Faith & Worship

Week 26 - Louisa Pittman

In this week's #BlessedIsShe, we meet Louisa Pittman, a former Verger at the Cathedral.

This morning, in Norwich Cathedral, Louisa will be ordained as a deacon by the Rt Revd Graham James, Lord Bishop of Norwich.

In this centenary year of women's suffrage, we are celebrating the women who play important roles in the daily life of the Cathedral community.

Each Saturday of the year, we will be sharing a different story here and across our social media. 

Follow us on Twitter, Facebook, and Instagram, and search for the #BlessedIsShe hashtag.


What’s your connection with Bristol Cathedral?

I first joined the Cathedral as a member of the congregation when I moved to Bristol to start postgraduate studies in archaeology at the University of Bristol. I soon started volunteering as a member of the serving team and as a determined brass polisher. These volunteer jobs gave me the opportunity to get to know the Verger team, and eventually I was able to take up the opportunity to join them as a part-time Assistant Verger. I moved up to full-time work when the position of Verger opened up, and I worked with the team for another four and a half years. During this time I was finishing my doctorate and then going through the selection process to train for ordination. I left the cathedral two years ago to train at Westcott House in Cambridge, and I am now taking up my title post as Assistant Curate of Wymondham Abbey in the Diocese of Norwich.


How long have you been associated with the Cathedral?

I first started attending the Cathedral in 2008, less than a week after moving from South Carolina in the United States. I started working with the Vergers in 2011, and I left the Cathedral when I moved to Cambridge in 2016.


What first drew you to Bristol Cathedral?

When I moved to Bristol, I hadn't been a member of a parish church for a long time, because my previous work in the Merchant Marine and contract archaeology had meant frequent moves and little time off. I saw returning to academic studies as a welcome opportunity for some stability, and I missed being part of a church community. I initially went to the Cathedral partly because I lived very close by in the city centre, and partly because I remembered attending Peterborough Cathedral as a child and loving the beauty of both building and liturgy. I expected to be just one in a crowd on my first Sunday, so I was surprised by the immediate welcome I received and the interest shown by both congregation and clergy, who made me feel very much at home.


What have been some of your personal highlights?

As a server and Verger, I especially enjoyed participating in the kind of large-scale liturgy that the Cathedral does so well. I particularly remember the Dean's installation in 2010, the first big service in which I participated. I came to love the drama and intensity of the Triduum, and the Vigil on Holy Saturday has become my favourite service of the church's year.

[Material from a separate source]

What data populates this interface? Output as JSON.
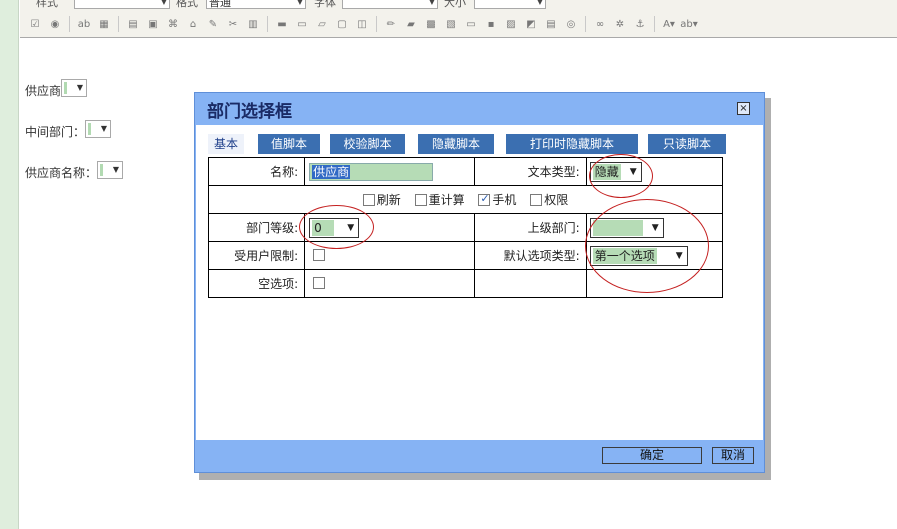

There were also some things about day-to-day work that have become fond memories - the silence and peacefulness of the building in the half hour before opening the main doors in the morning, the simplicity and stability of the daily Eucharist, the sometimes surprising ways in which the building and liturgy inspired and moved visitors. Mostly, though, it's the people that have been the highlight for me. My colleagues were both my friends and my family during my time in Bristol, and it was only with their support and encouragement that I was able to respond to the call to ordination. It will be the mundane and sometimes silly moments in the midst of very tough work when we laughed and bantered that I will remember for years to come.


What would you like to see the Cathedral doing over the next few years?

It was wonderful to see the Cathedral congregation growing and flourishing during the time I was there, and I would love to see that continue. I have also followed with the interest the continued efforts to strengthen existing ties with the city and to make new connections with parts of the community which historically have had little to do with the Cathedral. I have been encouraged by the emphasis on involvement with matters of social justice and living out the Gospel message of caring for those who are most vulnerable and in need, and I hope this will continue to be a key part of the Cathedral's mission.


What does the Cathedral mean for you?

Bristol Cathedral was the first community that welcomed me when I arrived as a stranger to this country, not knowing where I would find friendship and support. The Cathedral gave me a place to call "home" and the encouragement I needed to grow into my vocation. As a Verger, the familiarity with the building meant that I sometimes forgot what a unique and special place it is, but, since moving away, I really have missed the beauty of both building and worship and the warmth of the welcome I received there. Though I have moved on to another Diocese and will be ordained at Norwich Cathedral, I will always think of Bristol as my home cathedral.